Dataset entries

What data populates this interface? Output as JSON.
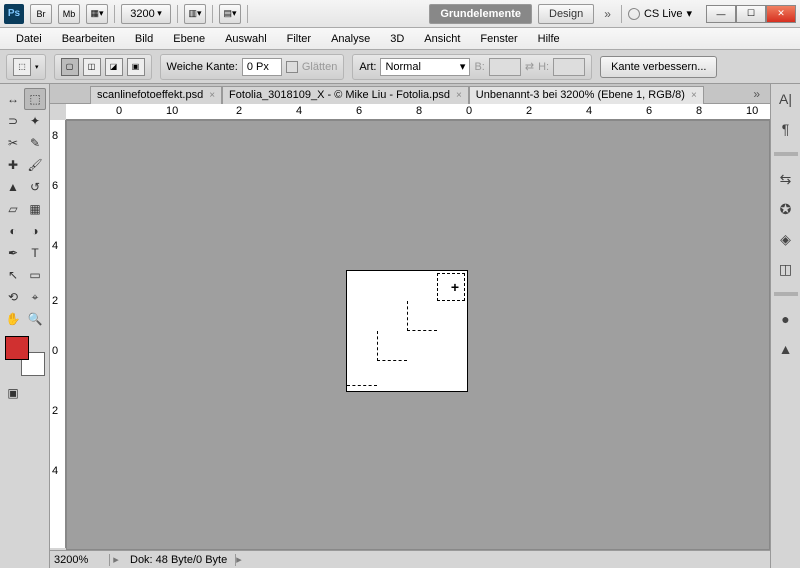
{
  "titlebar": {
    "logo": "Ps",
    "br": "Br",
    "mb": "Mb",
    "zoom": "3200",
    "ws1": "Grundelemente",
    "ws2": "Design",
    "cslive": "CS Live"
  },
  "menu": [
    "Datei",
    "Bearbeiten",
    "Bild",
    "Ebene",
    "Auswahl",
    "Filter",
    "Analyse",
    "3D",
    "Ansicht",
    "Fenster",
    "Hilfe"
  ],
  "opt": {
    "weiche": "Weiche Kante:",
    "weiche_val": "0 Px",
    "glatten": "Glätten",
    "art": "Art:",
    "art_val": "Normal",
    "B": "B:",
    "H": "H:",
    "verb": "Kante verbessern..."
  },
  "tabs": [
    {
      "name": "scanlinefotoeffekt.psd"
    },
    {
      "name": "Fotolia_3018109_X - © Mike Liu - Fotolia.psd"
    },
    {
      "name": "Unbenannt-3 bei 3200% (Ebene 1, RGB/8)"
    }
  ],
  "status": {
    "zoom": "3200%",
    "dok": "Dok: 48 Byte/0 Byte"
  },
  "rulerh": [
    "0",
    "10",
    "2",
    "4",
    "6",
    "8",
    "0",
    "2",
    "4",
    "6",
    "8",
    "10"
  ],
  "rulerv": [
    "8",
    "6",
    "4",
    "2",
    "0",
    "2",
    "4"
  ]
}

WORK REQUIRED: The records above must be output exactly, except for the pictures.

RESPONSE TO THIS TASK:
What data populates this interface? Output as JSON.
{
  "titlebar": {
    "logo": "Ps",
    "br": "Br",
    "mb": "Mb",
    "zoom": "3200",
    "ws1": "Grundelemente",
    "ws2": "Design",
    "cslive": "CS Live"
  },
  "menu": [
    "Datei",
    "Bearbeiten",
    "Bild",
    "Ebene",
    "Auswahl",
    "Filter",
    "Analyse",
    "3D",
    "Ansicht",
    "Fenster",
    "Hilfe"
  ],
  "opt": {
    "weiche": "Weiche Kante:",
    "weiche_val": "0 Px",
    "glatten": "Glätten",
    "art": "Art:",
    "art_val": "Normal",
    "B": "B:",
    "H": "H:",
    "verb": "Kante verbessern..."
  },
  "tabs": [
    {
      "name": "scanlinefotoeffekt.psd"
    },
    {
      "name": "Fotolia_3018109_X - © Mike Liu - Fotolia.psd"
    },
    {
      "name": "Unbenannt-3 bei 3200% (Ebene 1, RGB/8)"
    }
  ],
  "status": {
    "zoom": "3200%",
    "dok": "Dok: 48 Byte/0 Byte"
  },
  "rulerh": [
    "0",
    "10",
    "2",
    "4",
    "6",
    "8",
    "0",
    "2",
    "4",
    "6",
    "8",
    "10"
  ],
  "rulerv": [
    "8",
    "6",
    "4",
    "2",
    "0",
    "2",
    "4"
  ]
}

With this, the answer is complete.